### Exercise aim
Where does the string "rank" appear in the records? Copy each line that holds it.

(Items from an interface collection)
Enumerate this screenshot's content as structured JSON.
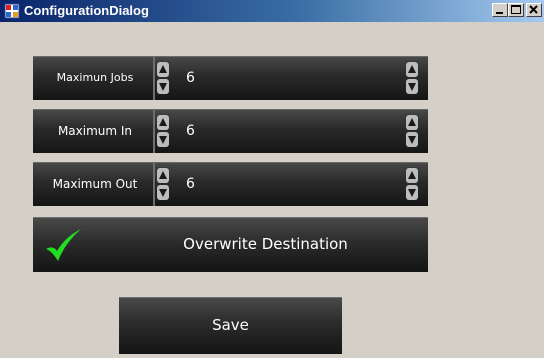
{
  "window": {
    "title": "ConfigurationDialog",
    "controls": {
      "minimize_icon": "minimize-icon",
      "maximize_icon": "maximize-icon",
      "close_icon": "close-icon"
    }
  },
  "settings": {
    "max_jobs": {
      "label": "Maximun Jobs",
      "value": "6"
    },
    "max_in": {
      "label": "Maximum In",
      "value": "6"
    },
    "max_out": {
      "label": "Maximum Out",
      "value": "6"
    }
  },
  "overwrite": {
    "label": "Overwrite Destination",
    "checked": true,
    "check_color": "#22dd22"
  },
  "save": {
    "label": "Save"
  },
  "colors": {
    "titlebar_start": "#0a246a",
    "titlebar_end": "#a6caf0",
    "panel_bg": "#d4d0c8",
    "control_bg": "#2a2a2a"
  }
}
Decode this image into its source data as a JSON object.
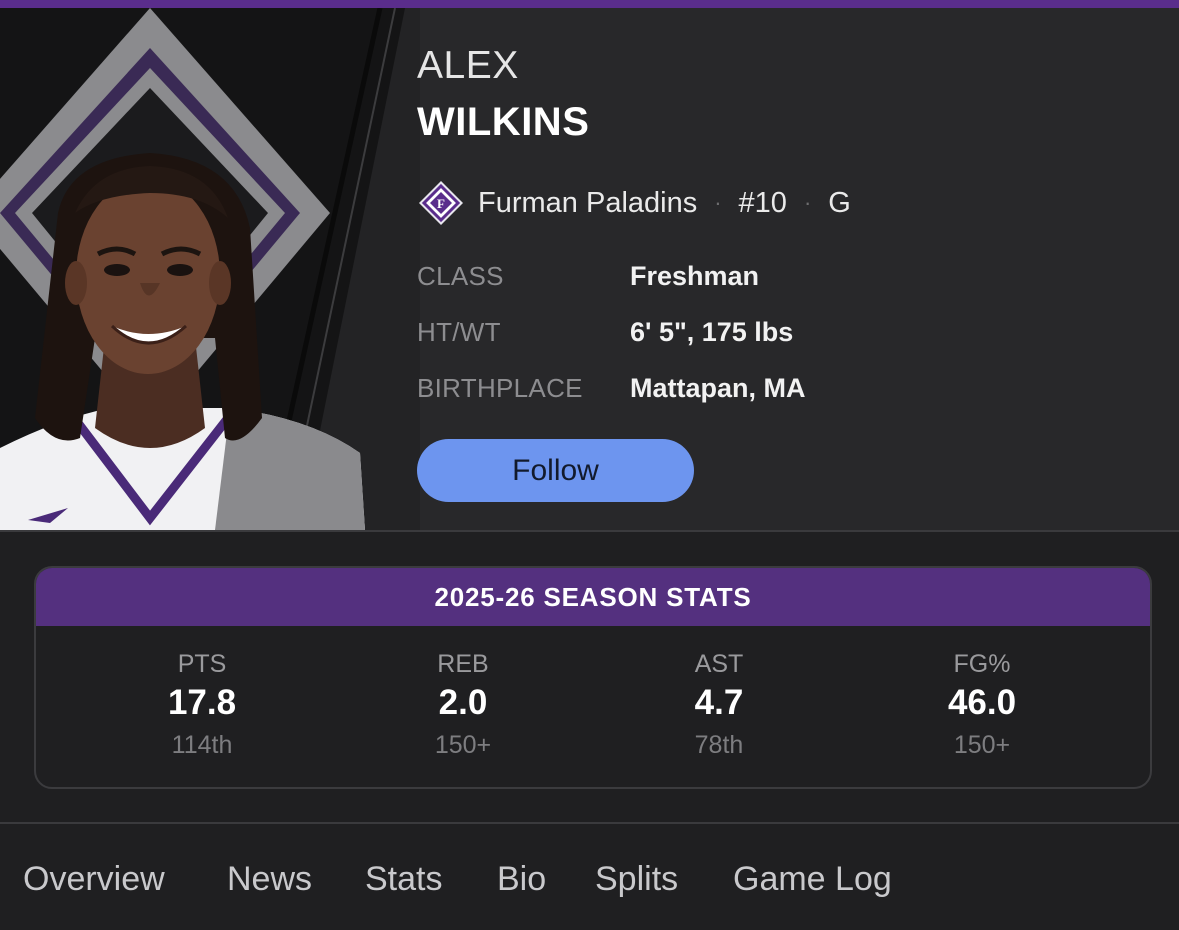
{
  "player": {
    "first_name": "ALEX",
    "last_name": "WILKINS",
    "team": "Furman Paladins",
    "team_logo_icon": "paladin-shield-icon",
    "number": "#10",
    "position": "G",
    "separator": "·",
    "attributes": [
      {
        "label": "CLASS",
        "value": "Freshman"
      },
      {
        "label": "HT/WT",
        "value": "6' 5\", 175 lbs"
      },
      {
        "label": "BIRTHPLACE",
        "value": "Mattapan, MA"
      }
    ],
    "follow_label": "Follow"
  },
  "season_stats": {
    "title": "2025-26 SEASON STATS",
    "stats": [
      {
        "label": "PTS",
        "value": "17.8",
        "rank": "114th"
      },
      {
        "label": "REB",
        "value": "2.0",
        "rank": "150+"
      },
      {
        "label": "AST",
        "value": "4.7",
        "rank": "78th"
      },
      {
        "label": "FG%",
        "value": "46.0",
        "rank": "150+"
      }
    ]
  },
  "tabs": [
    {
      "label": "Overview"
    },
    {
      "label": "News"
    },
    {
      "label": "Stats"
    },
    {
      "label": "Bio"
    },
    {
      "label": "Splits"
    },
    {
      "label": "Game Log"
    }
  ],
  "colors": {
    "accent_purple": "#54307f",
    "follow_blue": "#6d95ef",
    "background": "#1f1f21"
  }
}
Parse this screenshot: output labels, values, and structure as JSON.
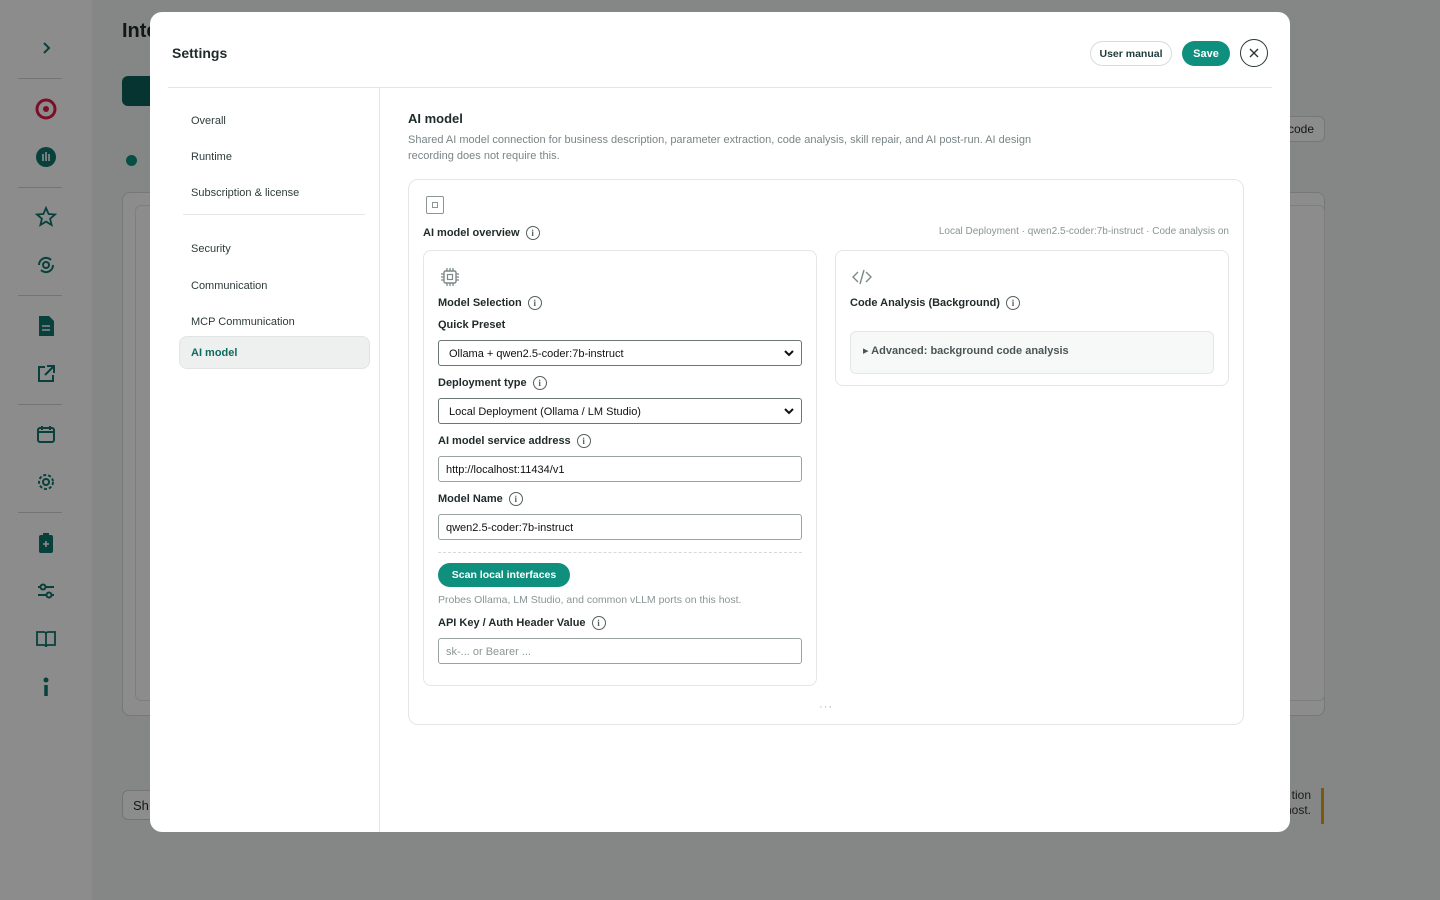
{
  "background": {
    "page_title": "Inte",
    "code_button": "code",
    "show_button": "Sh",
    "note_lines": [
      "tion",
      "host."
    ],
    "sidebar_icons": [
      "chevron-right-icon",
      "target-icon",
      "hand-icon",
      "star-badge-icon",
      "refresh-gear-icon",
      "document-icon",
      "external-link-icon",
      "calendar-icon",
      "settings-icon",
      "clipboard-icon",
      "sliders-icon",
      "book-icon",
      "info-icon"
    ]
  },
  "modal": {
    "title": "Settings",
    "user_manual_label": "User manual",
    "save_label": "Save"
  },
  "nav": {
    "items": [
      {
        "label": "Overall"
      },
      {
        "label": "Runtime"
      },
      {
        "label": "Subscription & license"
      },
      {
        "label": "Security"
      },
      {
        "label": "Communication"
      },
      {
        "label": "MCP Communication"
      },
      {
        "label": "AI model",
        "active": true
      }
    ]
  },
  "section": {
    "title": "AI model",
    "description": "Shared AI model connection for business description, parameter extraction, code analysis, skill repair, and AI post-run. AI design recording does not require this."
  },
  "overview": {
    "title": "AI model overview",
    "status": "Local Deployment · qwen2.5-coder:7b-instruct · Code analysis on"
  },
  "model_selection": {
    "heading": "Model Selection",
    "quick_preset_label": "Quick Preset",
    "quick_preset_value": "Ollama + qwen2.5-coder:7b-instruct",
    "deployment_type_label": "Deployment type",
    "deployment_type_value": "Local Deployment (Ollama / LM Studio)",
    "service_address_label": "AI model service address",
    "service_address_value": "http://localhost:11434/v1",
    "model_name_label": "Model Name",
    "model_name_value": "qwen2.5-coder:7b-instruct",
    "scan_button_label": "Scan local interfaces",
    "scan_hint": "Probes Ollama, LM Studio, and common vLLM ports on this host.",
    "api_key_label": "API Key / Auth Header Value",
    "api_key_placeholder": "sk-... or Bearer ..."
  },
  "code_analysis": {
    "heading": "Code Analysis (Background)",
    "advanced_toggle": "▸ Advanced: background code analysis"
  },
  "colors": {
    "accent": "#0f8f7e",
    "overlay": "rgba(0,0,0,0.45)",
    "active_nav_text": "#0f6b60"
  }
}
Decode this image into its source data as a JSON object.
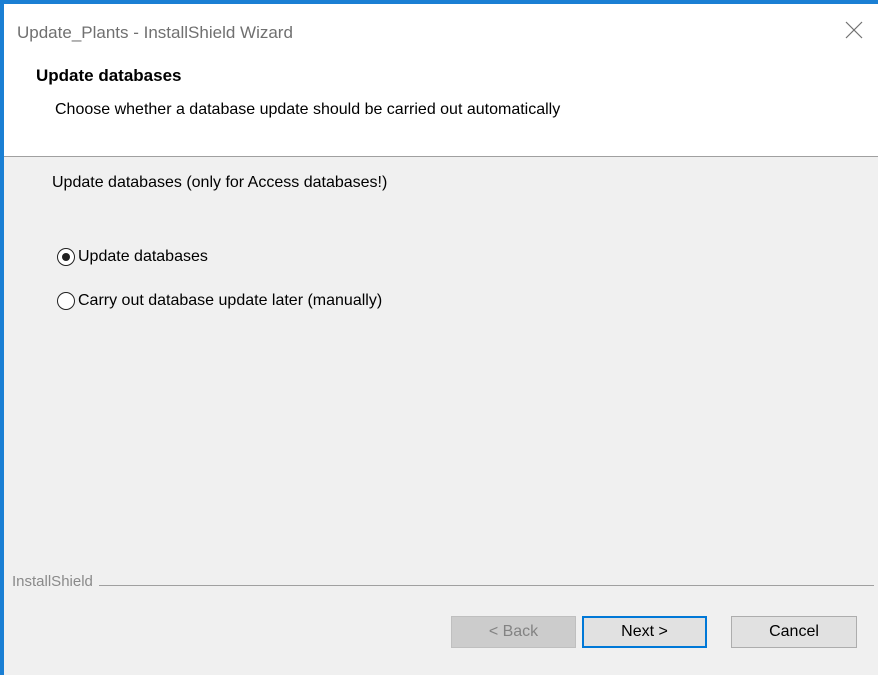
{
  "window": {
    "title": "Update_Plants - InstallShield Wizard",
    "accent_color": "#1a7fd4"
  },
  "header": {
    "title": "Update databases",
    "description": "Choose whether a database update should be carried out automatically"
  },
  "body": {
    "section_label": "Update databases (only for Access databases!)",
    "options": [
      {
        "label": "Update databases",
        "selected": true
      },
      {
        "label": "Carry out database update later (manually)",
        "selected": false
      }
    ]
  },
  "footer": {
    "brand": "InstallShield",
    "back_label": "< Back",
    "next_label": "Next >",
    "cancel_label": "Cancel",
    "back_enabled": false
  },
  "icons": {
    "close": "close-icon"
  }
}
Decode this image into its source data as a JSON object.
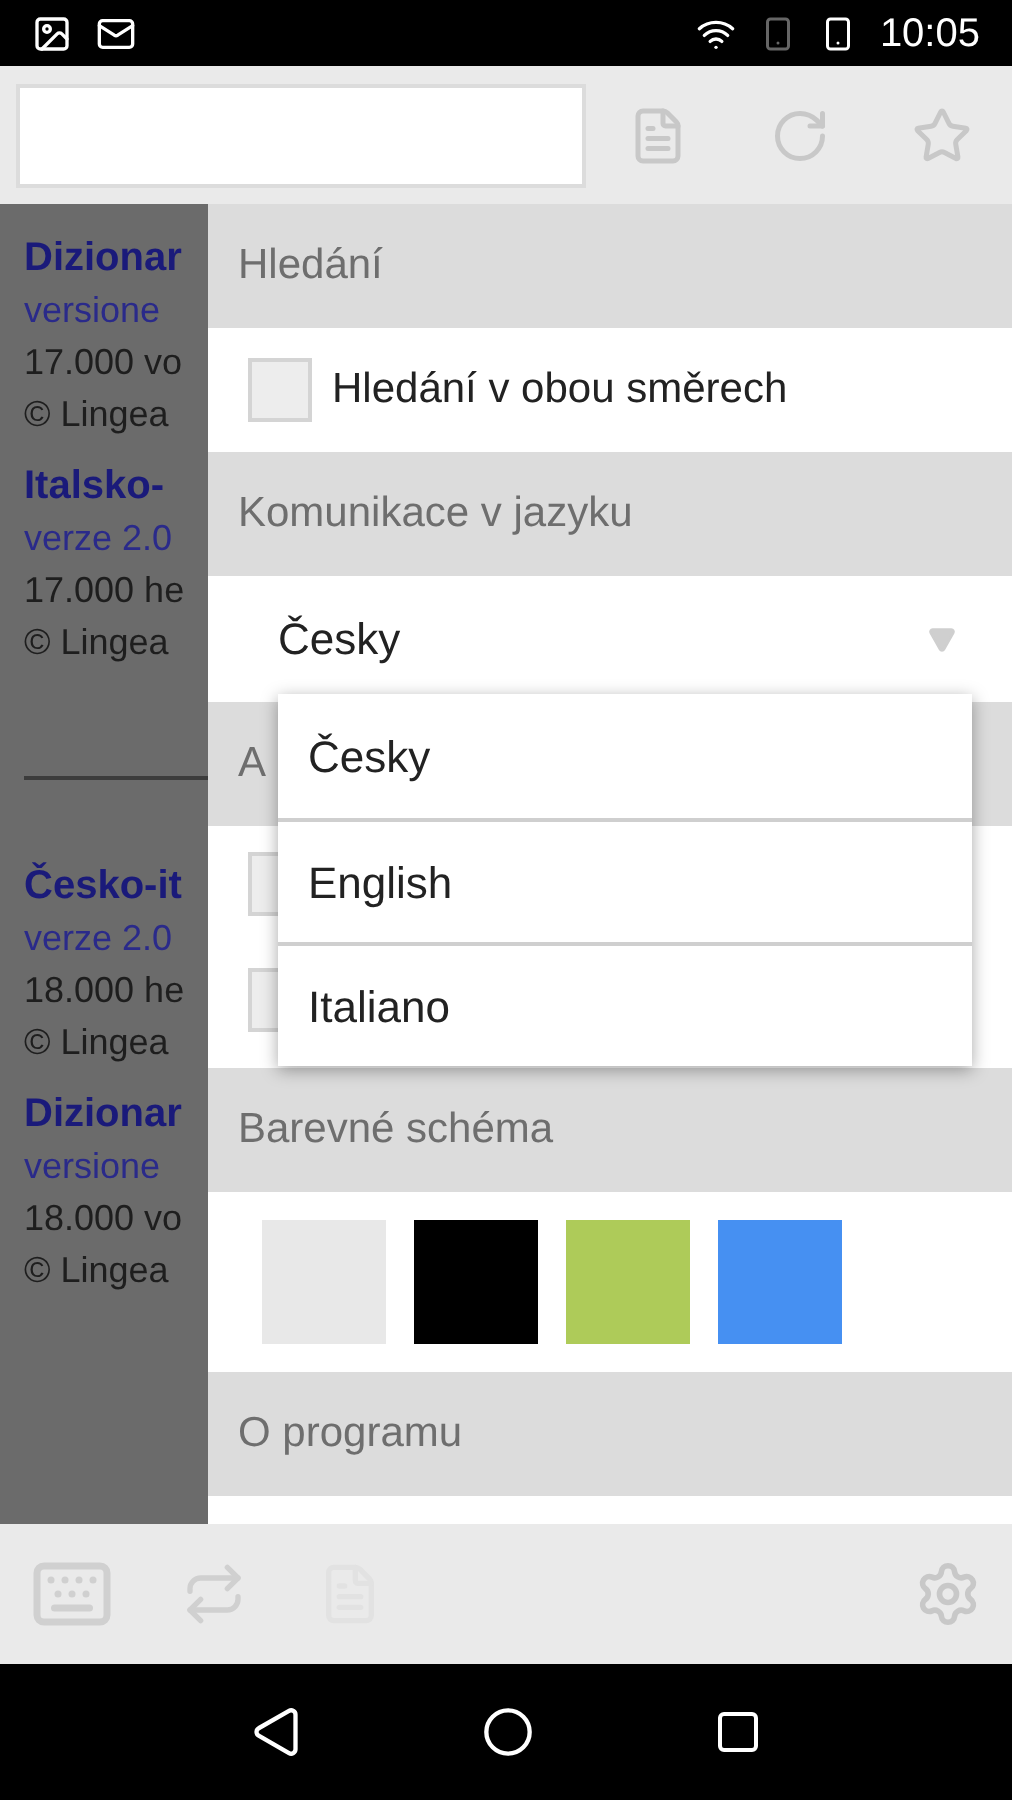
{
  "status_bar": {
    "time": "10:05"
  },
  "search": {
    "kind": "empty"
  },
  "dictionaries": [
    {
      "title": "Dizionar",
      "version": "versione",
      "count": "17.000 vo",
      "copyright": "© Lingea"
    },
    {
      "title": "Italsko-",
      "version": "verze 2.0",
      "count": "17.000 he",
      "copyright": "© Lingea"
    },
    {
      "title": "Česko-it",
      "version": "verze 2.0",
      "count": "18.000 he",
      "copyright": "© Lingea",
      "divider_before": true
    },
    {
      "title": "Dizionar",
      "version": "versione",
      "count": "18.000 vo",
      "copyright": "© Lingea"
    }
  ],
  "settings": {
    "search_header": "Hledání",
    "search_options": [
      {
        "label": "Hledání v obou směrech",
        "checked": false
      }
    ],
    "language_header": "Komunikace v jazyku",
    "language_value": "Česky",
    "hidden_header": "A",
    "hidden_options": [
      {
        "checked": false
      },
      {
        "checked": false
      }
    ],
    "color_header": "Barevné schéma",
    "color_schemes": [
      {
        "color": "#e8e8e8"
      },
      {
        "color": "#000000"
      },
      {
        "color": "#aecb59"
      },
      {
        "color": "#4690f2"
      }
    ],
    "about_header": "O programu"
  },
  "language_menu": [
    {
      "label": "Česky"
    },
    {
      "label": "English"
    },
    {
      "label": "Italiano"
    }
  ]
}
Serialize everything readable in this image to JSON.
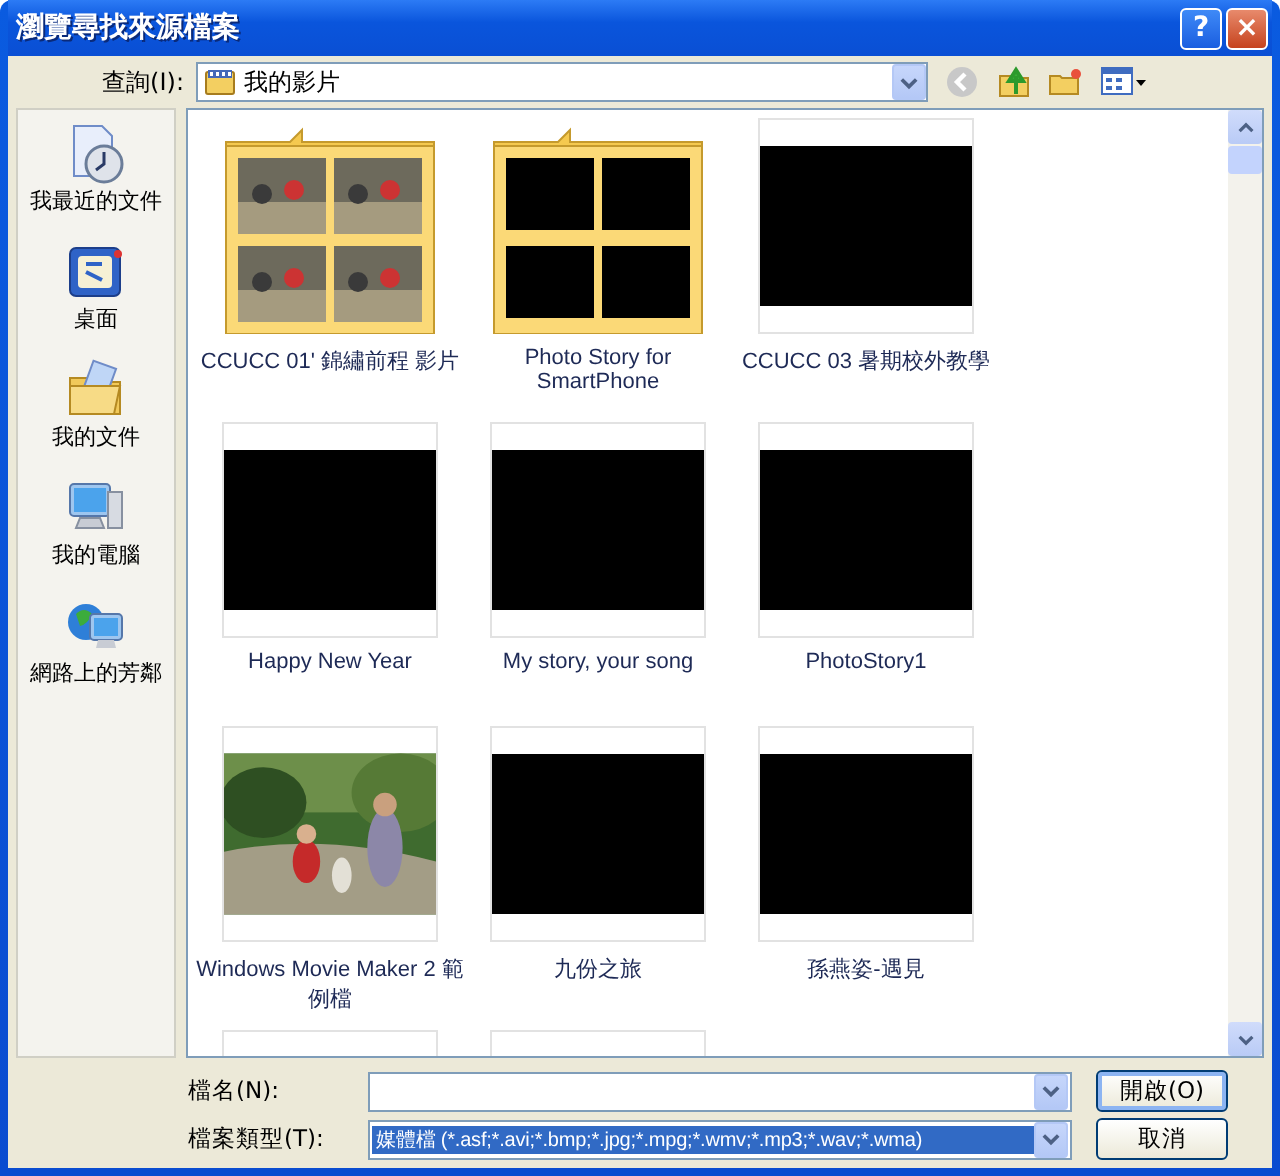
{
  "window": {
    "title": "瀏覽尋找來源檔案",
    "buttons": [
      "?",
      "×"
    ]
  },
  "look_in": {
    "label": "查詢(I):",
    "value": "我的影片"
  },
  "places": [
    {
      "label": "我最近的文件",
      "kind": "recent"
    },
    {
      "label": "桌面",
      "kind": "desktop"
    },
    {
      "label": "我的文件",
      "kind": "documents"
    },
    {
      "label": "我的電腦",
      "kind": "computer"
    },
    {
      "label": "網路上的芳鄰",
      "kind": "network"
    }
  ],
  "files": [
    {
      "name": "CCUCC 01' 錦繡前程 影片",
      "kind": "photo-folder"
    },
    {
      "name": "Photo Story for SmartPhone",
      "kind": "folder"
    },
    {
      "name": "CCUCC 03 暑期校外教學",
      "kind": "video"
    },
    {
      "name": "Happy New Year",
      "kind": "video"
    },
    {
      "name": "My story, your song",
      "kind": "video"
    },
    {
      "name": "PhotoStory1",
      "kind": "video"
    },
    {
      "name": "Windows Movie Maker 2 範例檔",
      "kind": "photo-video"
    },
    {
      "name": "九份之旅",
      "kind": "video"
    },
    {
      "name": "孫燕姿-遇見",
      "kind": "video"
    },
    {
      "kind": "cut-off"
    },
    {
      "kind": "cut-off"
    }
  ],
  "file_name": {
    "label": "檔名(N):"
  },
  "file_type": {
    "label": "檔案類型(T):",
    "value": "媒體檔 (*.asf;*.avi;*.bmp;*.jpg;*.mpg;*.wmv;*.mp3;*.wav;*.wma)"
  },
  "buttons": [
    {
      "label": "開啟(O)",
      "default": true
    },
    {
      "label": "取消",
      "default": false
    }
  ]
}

### Response
        "rank": "114th"
        "rank": "150+"
        "rank": "78th"
        "rank": "150+"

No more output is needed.